Google Sheds Light on Open Source Projects, Internal Processes
Google's new open source site provides a variety of resources, ranging from easier discovery of projects to help individual developers, to a peek under the hood at its internal processes that can serve as guidance for enterprises looking to further their own initiatives.
The site, Google Open Source, was just launched with the mission of "bringing better technology to the world by promoting open source."
It contains sections focusing on the company's own contributions to the community -- numbering in the thousands -- along with information on community outreach and affiliations, documentation about its own internal processes and a blog providing updates on open source happenings at the company.
In other words, according to exec Will Norris, who yesterday penned a blog post announcing the site, it "ties together all of our initiatives with information on how we use, release and support open source."
The Projects site helps developers peruse the company's 2,000 or so open source projects, either through: a dynamic, spinning graphic that pops up information on projects ranging from Android and Angular, to TensorFlow and Zopfli; or a more conventional grid presentation that provides brief links of projects and a link to individual project sites.
There, developers can quickly find information such as project descriptions, what programming languages are supported, how Google uses the technology, links to source code, license information, related projects and more.
While the projects site may be more attractive to individual developers, large enterprises and other organizations might be interested in the Docs, section, which is basically a copy of the company's own internal open source documentation, minus some information that can't be shared.
The Docs site includes three main sections, described by Google thusly:
- Creating covers how Googlers release code that they've written, either in the form of a new standalone project or as a patch to an external project. The same process is used for small 20 percent projects and full-blown Google projects.
- Using explains how Google brings in open source code and use it to help build products. Google carefully catalog thousands of packages to help maintain license compliance.
- Growing describes some of the programs Google runs inside and outside the company to support open source communities.
"For other companies that are releasing or using open source software, we want to share the lessons we've learned from many years of experience," the site says. "By being as transparent as we can about how we do open source, we hope to help others do the same.
"However, many of the things we do are unique to how Google operates and our engineering culture, so these should not be read as 'how-to' guides. To hear from more companies deeply involved in open source, we recommend checking out the TODO Group."
In addition to describing how Google does open source, the Docs section also provides insights on why it does those things, Norris said, pointing to items explaining why the company only uses source code under certain licenses and why it requires contributor license agreements for all received patches. He also reiterated the aforementioned cautions about how Google's approach might not transfer to other scenarios.
"Our policies and procedures are informed by many years of experience and lessons we've learned along the way," Norris said. "We know that our particular approach to open source might not be right for everyone -- there's more than one way to do open source -- and so these docs should not be read as a 'how-to' guide. Similar to how it can be valuable to read another engineer's source code to see how they solved a problem, we hope that others find value in seeing how we approach and think about open source at Google."
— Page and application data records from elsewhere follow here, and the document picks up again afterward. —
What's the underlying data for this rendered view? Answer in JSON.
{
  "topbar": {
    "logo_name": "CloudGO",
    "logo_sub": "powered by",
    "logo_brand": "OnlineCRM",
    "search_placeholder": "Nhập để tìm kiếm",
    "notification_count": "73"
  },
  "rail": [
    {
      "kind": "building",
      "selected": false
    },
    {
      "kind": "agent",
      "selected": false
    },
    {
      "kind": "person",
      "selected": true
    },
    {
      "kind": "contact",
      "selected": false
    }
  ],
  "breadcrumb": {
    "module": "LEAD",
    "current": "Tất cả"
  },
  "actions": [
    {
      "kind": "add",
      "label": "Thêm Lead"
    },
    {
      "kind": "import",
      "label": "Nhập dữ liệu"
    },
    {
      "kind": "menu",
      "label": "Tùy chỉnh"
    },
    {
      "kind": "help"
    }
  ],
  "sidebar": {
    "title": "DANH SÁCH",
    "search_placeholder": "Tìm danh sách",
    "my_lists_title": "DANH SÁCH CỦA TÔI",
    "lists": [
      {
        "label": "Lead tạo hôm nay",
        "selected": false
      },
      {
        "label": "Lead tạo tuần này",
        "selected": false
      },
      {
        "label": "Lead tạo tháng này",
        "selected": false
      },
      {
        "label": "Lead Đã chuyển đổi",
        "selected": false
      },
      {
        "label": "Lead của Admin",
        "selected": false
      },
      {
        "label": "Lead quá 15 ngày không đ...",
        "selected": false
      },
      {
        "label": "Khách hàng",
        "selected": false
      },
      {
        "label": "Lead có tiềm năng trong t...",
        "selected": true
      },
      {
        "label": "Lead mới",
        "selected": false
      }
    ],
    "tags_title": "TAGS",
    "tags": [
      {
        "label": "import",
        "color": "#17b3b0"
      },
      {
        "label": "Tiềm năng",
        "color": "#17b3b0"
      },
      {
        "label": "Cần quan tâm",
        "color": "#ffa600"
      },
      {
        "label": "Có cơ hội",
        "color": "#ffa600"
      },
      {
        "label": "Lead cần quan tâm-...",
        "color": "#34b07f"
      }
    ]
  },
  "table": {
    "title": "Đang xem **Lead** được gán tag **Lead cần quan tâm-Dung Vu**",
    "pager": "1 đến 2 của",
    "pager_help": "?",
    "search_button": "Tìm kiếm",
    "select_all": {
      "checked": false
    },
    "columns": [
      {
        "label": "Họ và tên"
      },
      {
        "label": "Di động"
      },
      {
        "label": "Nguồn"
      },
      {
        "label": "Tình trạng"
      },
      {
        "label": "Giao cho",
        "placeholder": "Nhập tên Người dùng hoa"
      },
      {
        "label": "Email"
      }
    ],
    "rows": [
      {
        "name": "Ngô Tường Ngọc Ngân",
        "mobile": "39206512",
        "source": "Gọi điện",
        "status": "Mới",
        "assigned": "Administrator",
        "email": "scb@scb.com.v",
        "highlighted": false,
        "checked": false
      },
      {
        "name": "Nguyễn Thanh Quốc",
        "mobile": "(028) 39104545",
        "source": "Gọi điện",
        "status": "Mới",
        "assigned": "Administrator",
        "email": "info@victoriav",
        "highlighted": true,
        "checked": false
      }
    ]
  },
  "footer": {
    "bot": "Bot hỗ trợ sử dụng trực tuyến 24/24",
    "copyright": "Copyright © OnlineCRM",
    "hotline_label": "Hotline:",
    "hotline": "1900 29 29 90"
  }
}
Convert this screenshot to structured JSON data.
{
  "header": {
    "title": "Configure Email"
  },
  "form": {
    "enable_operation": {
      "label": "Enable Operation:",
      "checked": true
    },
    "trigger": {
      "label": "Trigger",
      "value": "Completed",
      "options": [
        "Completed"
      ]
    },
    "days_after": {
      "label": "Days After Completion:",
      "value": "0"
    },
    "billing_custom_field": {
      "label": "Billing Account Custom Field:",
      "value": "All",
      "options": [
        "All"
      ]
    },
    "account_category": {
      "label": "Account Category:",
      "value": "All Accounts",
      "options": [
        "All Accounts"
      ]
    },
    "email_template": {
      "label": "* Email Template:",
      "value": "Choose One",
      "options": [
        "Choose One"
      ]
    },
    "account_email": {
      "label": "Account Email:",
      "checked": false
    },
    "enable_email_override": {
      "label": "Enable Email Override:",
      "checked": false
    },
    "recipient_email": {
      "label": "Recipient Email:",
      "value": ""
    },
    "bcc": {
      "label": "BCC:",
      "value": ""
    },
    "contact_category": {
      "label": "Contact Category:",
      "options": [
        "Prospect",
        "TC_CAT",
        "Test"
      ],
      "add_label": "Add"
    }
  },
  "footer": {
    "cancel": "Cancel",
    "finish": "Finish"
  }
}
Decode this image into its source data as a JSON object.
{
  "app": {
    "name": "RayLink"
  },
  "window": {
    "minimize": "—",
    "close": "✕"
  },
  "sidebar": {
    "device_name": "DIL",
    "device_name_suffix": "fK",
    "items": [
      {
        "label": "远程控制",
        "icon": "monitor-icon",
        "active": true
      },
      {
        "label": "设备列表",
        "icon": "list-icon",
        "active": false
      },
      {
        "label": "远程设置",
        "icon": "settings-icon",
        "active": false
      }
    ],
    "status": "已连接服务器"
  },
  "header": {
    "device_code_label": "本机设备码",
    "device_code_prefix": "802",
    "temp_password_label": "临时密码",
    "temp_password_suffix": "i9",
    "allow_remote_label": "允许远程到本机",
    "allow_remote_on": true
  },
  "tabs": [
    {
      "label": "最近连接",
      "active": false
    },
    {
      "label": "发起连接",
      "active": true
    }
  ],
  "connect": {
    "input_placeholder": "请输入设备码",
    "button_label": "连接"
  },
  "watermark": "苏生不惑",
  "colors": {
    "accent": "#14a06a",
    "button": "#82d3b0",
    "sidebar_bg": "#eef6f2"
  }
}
According to a report published last September by GitHub Inc., Google is among the organizations with most contributors to its open source code repository and hosting service. With 12,140 contributors listed at the time, Google trailed only Microsoft (16,419), Facebook, Docker and Angular.
David Ramel is the editor of Visual Studio Magazine.